Probably the most unique feature of the Cooch House is the fact that a member of the Cooch family has occupied it for seven generations. The first two stories of the house were built in 1760 by Thomas Cooch and it may well be the oldest house in Delaware having the same family name. The land on which it stands has been in the family for 254 years. Thomas Cooch’s great grandson, Levi Griffith Cooch, added a third story and rear wing around 1865. The house is safely situated on a rise facing east
towards the Christina River, approximately 150 feet away. To the north of the house is a smokehouse or springhouse
built of stone in the late 1700s. At the entrance to the drive leading to the house from Old Baltimore Pike is a Revolutionary War monument commemorating the Battle of Cooch’s Bridge, erected by the Patriotic Societies and Citizens of Delaware. It was dedicated September 3, 1901 and consists of a granite marker surrounded by four cannons.
The British commander Lord Cornwallis occupied the Cooch house as his headquarters (according to the Cooch family his horse was occupying the parlor) until the army resumed its advance toward Philadelphia on September 8, 1777. At the request of General Washington the mill stone was removed to prevent the British from making flour, which may have prompted Cornwallis to order his men to burn the mill.
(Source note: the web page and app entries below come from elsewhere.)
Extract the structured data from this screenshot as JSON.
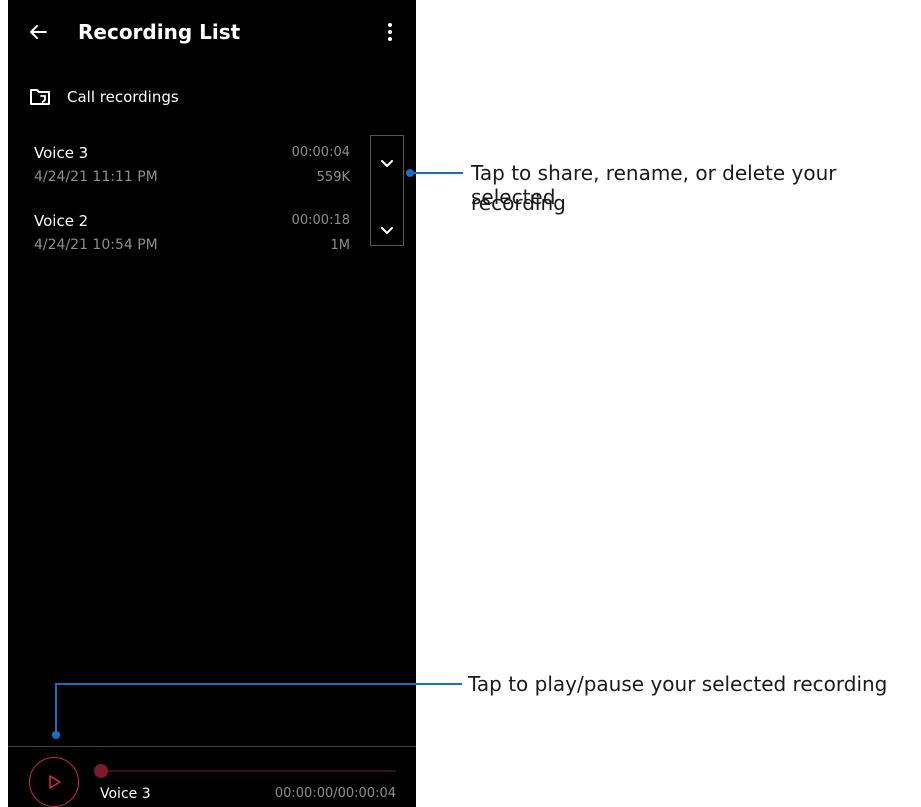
{
  "header": {
    "title": "Recording List",
    "back_icon": "arrow-left-icon",
    "menu_icon": "more-vertical-icon"
  },
  "folder": {
    "icon": "folder-sync-icon",
    "label": "Call recordings"
  },
  "recordings": [
    {
      "name": "Voice 3",
      "date": "4/24/21 11:11 PM",
      "duration": "00:00:04",
      "size": "559K"
    },
    {
      "name": "Voice 2",
      "date": "4/24/21 10:54 PM",
      "duration": "00:00:18",
      "size": "1M"
    }
  ],
  "player": {
    "name": "Voice 3",
    "time": "00:00:00/00:00:04",
    "progress": 0,
    "play_icon": "play-icon"
  },
  "callouts": {
    "expand": {
      "line1": "Tap to share, rename, or delete your selected",
      "line2": "recording"
    },
    "play": {
      "text": "Tap to play/pause your selected recording"
    }
  },
  "colors": {
    "accent": "#d2264a",
    "callout_line": "#1570c3",
    "background": "#000000"
  }
}
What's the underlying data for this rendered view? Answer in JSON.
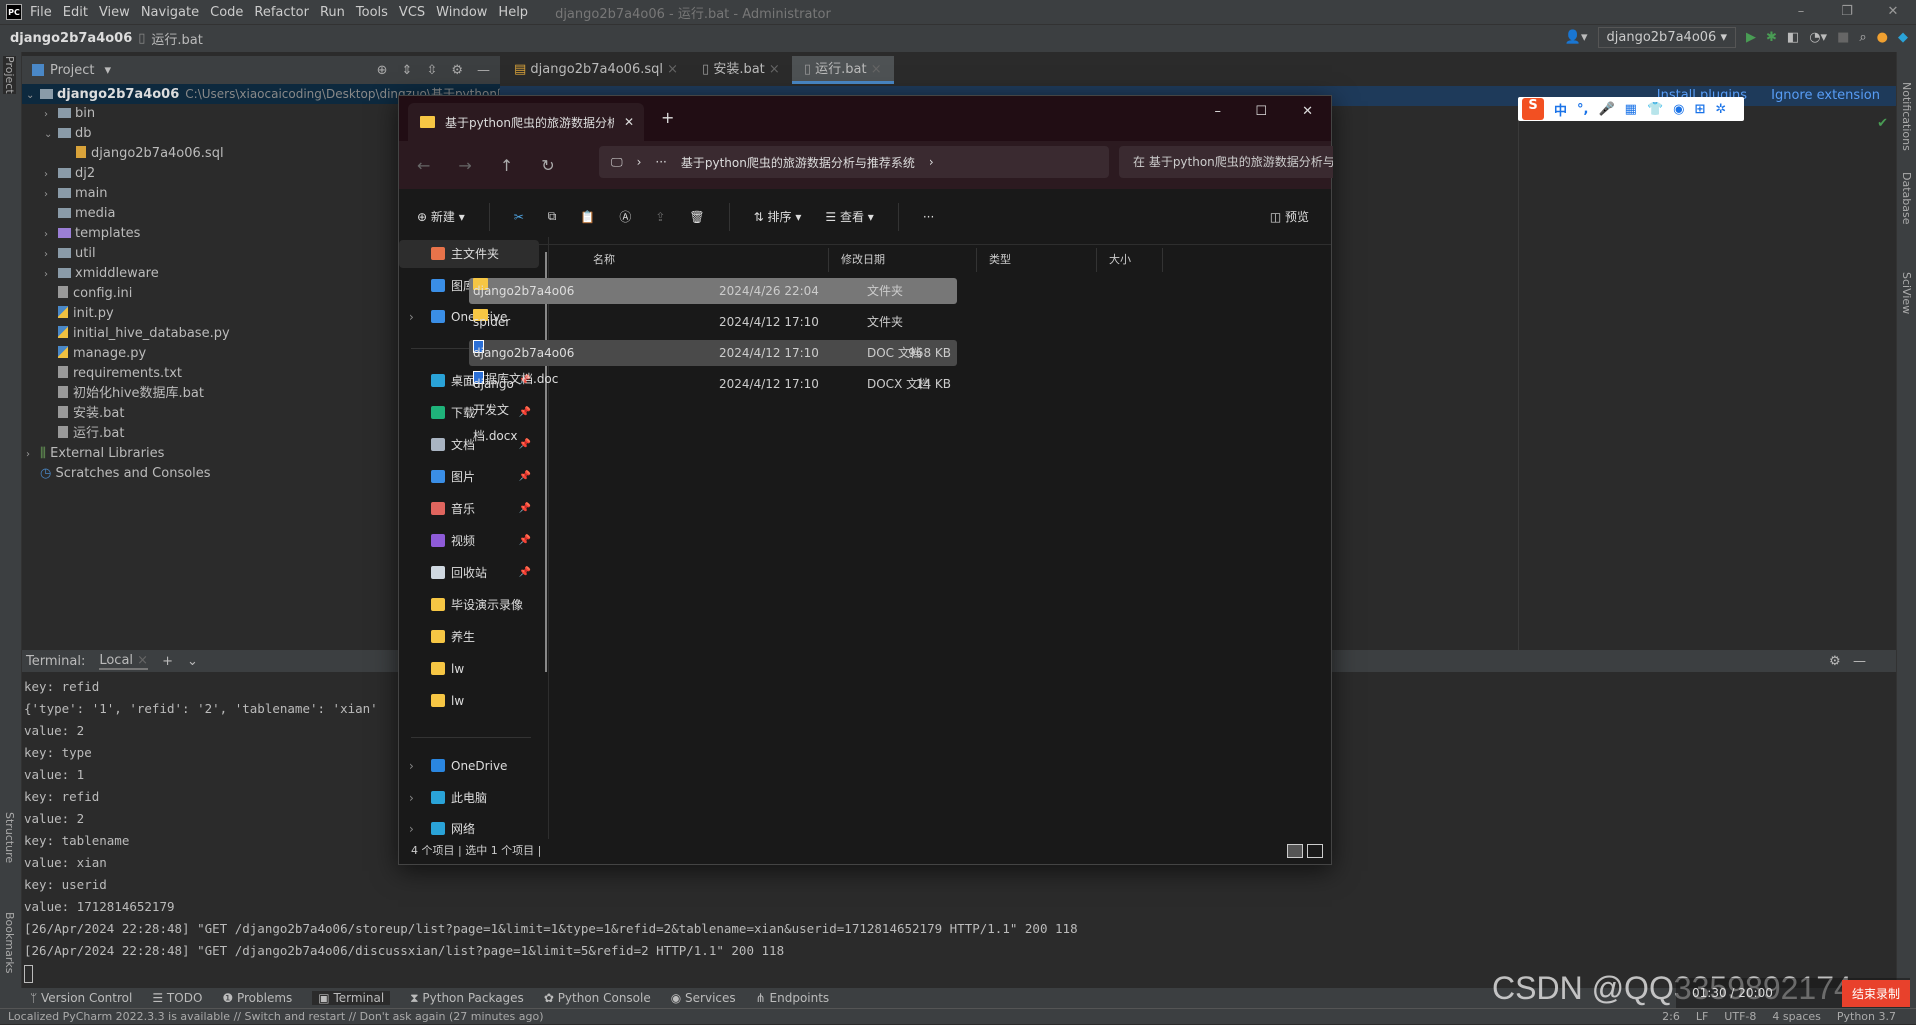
{
  "ide": {
    "window_title": "django2b7a4o06 - 运行.bat - Administrator",
    "menu": [
      "File",
      "Edit",
      "View",
      "Navigate",
      "Code",
      "Refactor",
      "Run",
      "Tools",
      "VCS",
      "Window",
      "Help"
    ],
    "breadcrumb": {
      "project": "django2b7a4o06",
      "file": "运行.bat"
    },
    "run_config": "django2b7a4o06",
    "project_panel": {
      "title": "Project"
    },
    "editor_tabs": [
      "django2b7a4o06.sql",
      "安装.bat",
      "运行.bat"
    ],
    "active_tab": "运行.bat",
    "tree": [
      {
        "label": "django2b7a4o06",
        "path": "C:\\Users\\xiaocaicoding\\Desktop\\dingzuo\\基于python爬虫",
        "depth": 0,
        "type": "folder",
        "expanded": true
      },
      {
        "label": "bin",
        "depth": 1,
        "type": "folder"
      },
      {
        "label": "db",
        "depth": 1,
        "type": "folder",
        "expanded": true
      },
      {
        "label": "django2b7a4o06.sql",
        "depth": 2,
        "type": "sql"
      },
      {
        "label": "dj2",
        "depth": 1,
        "type": "folder"
      },
      {
        "label": "main",
        "depth": 1,
        "type": "folder"
      },
      {
        "label": "media",
        "depth": 1,
        "type": "folder",
        "leaf": true
      },
      {
        "label": "templates",
        "depth": 1,
        "type": "folder-purple"
      },
      {
        "label": "util",
        "depth": 1,
        "type": "folder"
      },
      {
        "label": "xmiddleware",
        "depth": 1,
        "type": "folder"
      },
      {
        "label": "config.ini",
        "depth": 1,
        "type": "file"
      },
      {
        "label": "init.py",
        "depth": 1,
        "type": "py"
      },
      {
        "label": "initial_hive_database.py",
        "depth": 1,
        "type": "py"
      },
      {
        "label": "manage.py",
        "depth": 1,
        "type": "py"
      },
      {
        "label": "requirements.txt",
        "depth": 1,
        "type": "file"
      },
      {
        "label": "初始化hive数据库.bat",
        "depth": 1,
        "type": "file"
      },
      {
        "label": "安装.bat",
        "depth": 1,
        "type": "file"
      },
      {
        "label": "运行.bat",
        "depth": 1,
        "type": "file"
      },
      {
        "label": "External Libraries",
        "depth": 0,
        "type": "lib"
      },
      {
        "label": "Scratches and Consoles",
        "depth": 0,
        "type": "scratch",
        "leaf": true
      }
    ],
    "notification": {
      "install": "Install plugins",
      "ignore": "Ignore extension"
    },
    "right_strip": [
      "Notifications",
      "Database",
      "SciView"
    ],
    "left_strip": [
      "Project",
      "Structure",
      "Bookmarks"
    ],
    "terminal": {
      "label": "Terminal:",
      "tab": "Local",
      "lines": [
        "key: refid",
        "{'type': '1', 'refid': '2', 'tablename': 'xian'",
        "value: 2",
        "key: type",
        "value: 1",
        "key: refid",
        "value: 2",
        "key: tablename",
        "value: xian",
        "key: userid",
        "value: 1712814652179",
        "[26/Apr/2024 22:28:48] \"GET /django2b7a4o06/storeup/list?page=1&limit=1&type=1&refid=2&tablename=xian&userid=1712814652179 HTTP/1.1\" 200 118",
        "[26/Apr/2024 22:28:48] \"GET /django2b7a4o06/discussxian/list?page=1&limit=5&refid=2 HTTP/1.1\" 200 118"
      ]
    },
    "tool_windows": [
      "Version Control",
      "TODO",
      "Problems",
      "Terminal",
      "Python Packages",
      "Python Console",
      "Services",
      "Endpoints"
    ],
    "active_tool": "Terminal",
    "status_message": "Localized PyCharm 2022.3.3 is available // Switch and restart // Don't ask again (27 minutes ago)",
    "status_right": [
      "2:6",
      "LF",
      "UTF-8",
      "4 spaces",
      "Python 3.7"
    ]
  },
  "explorer": {
    "tab_title": "基于python爬虫的旅游数据分析",
    "address": "基于python爬虫的旅游数据分析与推荐系统",
    "search_placeholder": "在 基于python爬虫的旅游数据分析与推荐系统 中搜索",
    "toolbar": {
      "new": "新建",
      "sort": "排序",
      "view": "查看",
      "more": "···",
      "preview": "预览"
    },
    "sidebar": [
      {
        "label": "主文件夹",
        "color": "#e8734a",
        "selected": true
      },
      {
        "label": "图库",
        "color": "#3a8ee6"
      },
      {
        "label": "OneDrive",
        "color": "#3a8ee6",
        "chevron": true
      },
      {
        "label": "桌面",
        "color": "#2aa3d8",
        "pin": true
      },
      {
        "label": "下载",
        "color": "#1fb37a",
        "pin": true
      },
      {
        "label": "文档",
        "color": "#a9b4c2",
        "pin": true
      },
      {
        "label": "图片",
        "color": "#3a8ee6",
        "pin": true
      },
      {
        "label": "音乐",
        "color": "#e0655e",
        "pin": true
      },
      {
        "label": "视频",
        "color": "#8e5bd8",
        "pin": true
      },
      {
        "label": "回收站",
        "color": "#cfd8e0",
        "pin": true
      },
      {
        "label": "毕设演示录像",
        "color": "#f6c644"
      },
      {
        "label": "养生",
        "color": "#f6c644"
      },
      {
        "label": "lw",
        "color": "#f6c644"
      },
      {
        "label": "lw",
        "color": "#f6c644"
      },
      {
        "label": "OneDrive",
        "color": "#2a86e0",
        "chevron": true
      },
      {
        "label": "此电脑",
        "color": "#2aa3d8",
        "chevron": true
      },
      {
        "label": "网络",
        "color": "#2aa3d8",
        "chevron": true
      }
    ],
    "columns": [
      "名称",
      "修改日期",
      "类型",
      "大小"
    ],
    "files": [
      {
        "name": "django2b7a4o06",
        "date": "2024/4/26 22:04",
        "type": "文件夹",
        "size": "",
        "kind": "folder",
        "state": "selected"
      },
      {
        "name": "spider",
        "date": "2024/4/12 17:10",
        "type": "文件夹",
        "size": "",
        "kind": "folder"
      },
      {
        "name": "django2b7a4o06数据库文档.doc",
        "date": "2024/4/12 17:10",
        "type": "DOC 文档",
        "size": "968 KB",
        "kind": "doc",
        "state": "hover"
      },
      {
        "name": "django开发文档.docx",
        "date": "2024/4/12 17:10",
        "type": "DOCX 文档",
        "size": "14 KB",
        "kind": "doc"
      }
    ],
    "status": "4 个项目  |  选中 1 个项目  |"
  },
  "ime_bar": {
    "logo": "S",
    "mode": "中",
    "punct": "°,"
  },
  "watermark": "CSDN @QQ3359892174",
  "recording": {
    "time": "01:30 / 20:00",
    "stop": "结束录制"
  }
}
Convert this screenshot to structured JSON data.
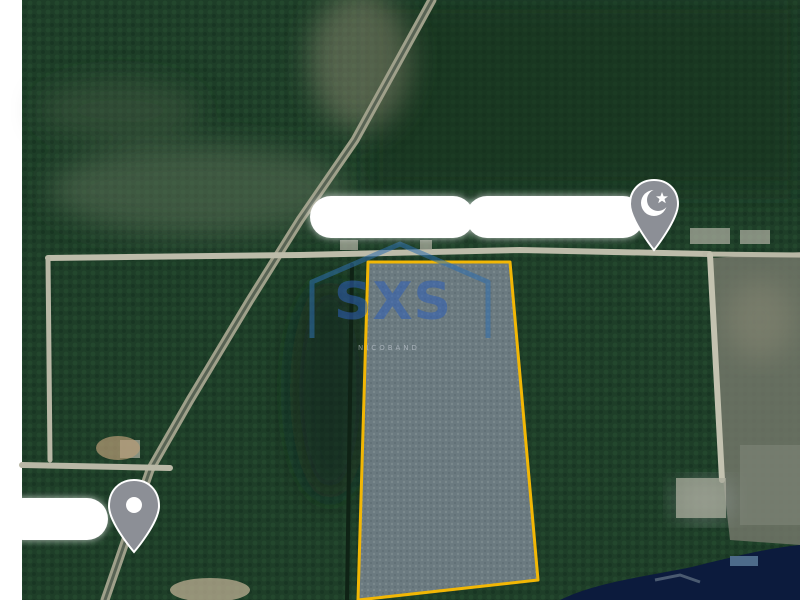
{
  "map": {
    "view": "satellite",
    "colors": {
      "forest_dark": "#1c3a26",
      "forest_mid": "#2a4f33",
      "clearing": "#6d7a6a",
      "dirt_road": "#b9b8a6",
      "water": "#0a1a3a",
      "parcel_fill": "#6e7d82",
      "parcel_outline": "#f2b705",
      "brand_blue": "#2f5fb8"
    }
  },
  "labels": {
    "top_left": "",
    "top_right": "",
    "bottom": ""
  },
  "markers": {
    "top": {
      "icon": "crescent-star-icon"
    },
    "bottom": {
      "icon": "map-pin-icon"
    }
  },
  "watermark": {
    "brand": "SXS",
    "tagline": "NICOBAND"
  }
}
Just a few feet to the east of the monument is a bridge over the Christina River that carries the name of the Revolutionary battle
which is alleged to be the first place the Stars and Stripes were carried into battle. The current bridge, number 336, was built in
1922. Prior to that it was an iron bridge, erected in 1881. Before that a covered bridge built in 1846 spanned the stream. How many
bridges preceded it is unknown, but certainly the British crossed over a Cooch's Bridge in 1777 and the road was in existence for more than 100 years before that.
Thomas Cooch (the first generation Cooch in Pencader Hundred) was a miller and upon arriving from Hatfield, England in 1746 he purchased 200 acres containing a grist and saw mill. Thomas also started a family tradition that has lasted to this day- a tradition of proud service to the State of Delaware. When Delaware was preparing for the Revolution in 1775 a militia was organized in New
Castle and Thomas Cooch was elected Colonel for the lower half of the County. Prior to that he had served as a captain in the French and Indian War. By the time of his death in 1791 Thomas was the owner of more than 850 acres with not only the mills but an
ironworks. He had created a dynasty that is today the hub of the Pencader Historic Area. Two previous owners of the mills and
ironworks worth noting were Sir William Keith, the Governor of Pennsylvania and the Three Lower Counties, and John England.
The Cooch descendants are justifiably proud of their military, political and occupational service to Delaware and just as proud of
their ancestral bloodline. The family tree follows a path to five of the Colonial governors of New England, twelve of the Barons of
Runnimede and the Royal families of England, Scotland, and France to include Alfred the Great and William the Conqueror.
One passion that the Cooch family possesses, to the delight of historians, is their quest for the preservation of local history. Francis A. Cooch wrote Little Known History of Newark, Delaware and Its Environ’s printed at the Press of Kells in 1936. Edward W. Cooch, Sr., Lieutenant-Governor of Delaware (1936-1940) authored; History of Iron Hill, The Folks of Welsh Tract, Pencader Chief Chair of Presbyterianism, Lafayette at Christiana, Valentine Hollingsworth and Newark Monthly Meeting, Delaware Historic Events 1946, The Battle of Cooch’s Bridge 1940, and History of Hiram Lodge no. 25, A.F.&A.M., of Newark, Delaware…1945. The current inhabitant of the Cooch House is Edward W. Cooch Jr., who has been practicing law for 50 years and has his own law firm Cooch and Taylor. He has given countless talks on local history. His son Richard Rodney Cooch, who wrote A History of Christiana, Delaware published in 1976, is currently a Delaware Superior Court Judge.